However, within hours of the ruling by Judge Matthew Kacsmaryk, a Donald Trump appointee, a Washington State federal judge then issued a decision in State of Washington v. United States Food and Drug Administration, which blocked “altering the status quo and rights as it relates to the availability of Mifepristone.”
A federal judge heard oral arguments Wednesday in a lawsuit that could end availability of abortion-inducing drug mifepristone throughout the nation.
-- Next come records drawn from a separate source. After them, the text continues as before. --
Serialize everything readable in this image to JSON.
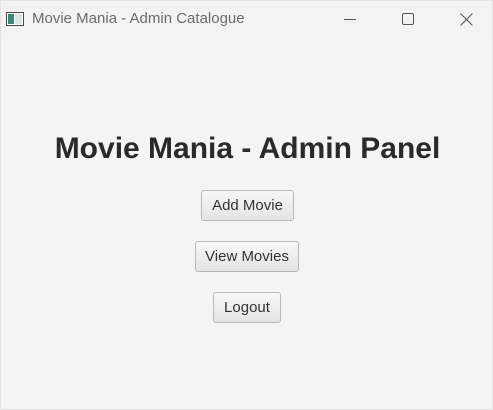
{
  "window": {
    "title": "Movie Mania - Admin Catalogue",
    "controls": {
      "minimize_icon": "minimize-icon",
      "maximize_icon": "maximize-icon",
      "close_icon": "close-icon"
    }
  },
  "main": {
    "heading": "Movie Mania - Admin Panel",
    "buttons": {
      "add_movie": "Add Movie",
      "view_movies": "View Movies",
      "logout": "Logout"
    }
  },
  "colors": {
    "background": "#f4f4f4",
    "heading_text": "#2a2a2a",
    "button_border": "#b9b9b9",
    "title_text": "#6b6b6b"
  }
}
The case was brought against the Food and Drug Administration (FDA) in November by Alliance for Hippocratic Medicine, a coalition of pro-life OB/GYNS, pediatricians, and other Christian healthcare providers, who are seeking a preliminary injunction to require the FDA to either withdraw or suspend its approval of the drug while the lawsuit continues.
A federal judge in Texas blocked the Biden administration from scrapping the Trump-era “Remain in Mexico” policy Thursday.
U.S. District Judge Matthew Kacsmaryk issued a pause on the Biden administration’s decision to end the program, according to the judge’s order. The policy forces certain illegal immigrants to return to Mexico as they await court proceedings.
A federal judge in Texas ruled that the Biden administration overstepped in issuing protections for LGBTQ employees by allowing them to use bathrooms based on their gender identity.
The U.S. Equal Employment Opportunity Commission (EEOC) released guidance in 2021 aiming to protect LGBTQ individuals from discrimination in the workplace, allowing them to use bathrooms and pronouns that correspond with their gender identity. U.S. District Court Judge for the Northern District of Texas Matthew Kacsmaryk ruled these protections went too far and that Title VII of the Civil Rights Act of 1964 bars the LGBTQ community from discriminatory hiring practices “but not necessarily all correlated conduct,” including bathroom and pronoun use.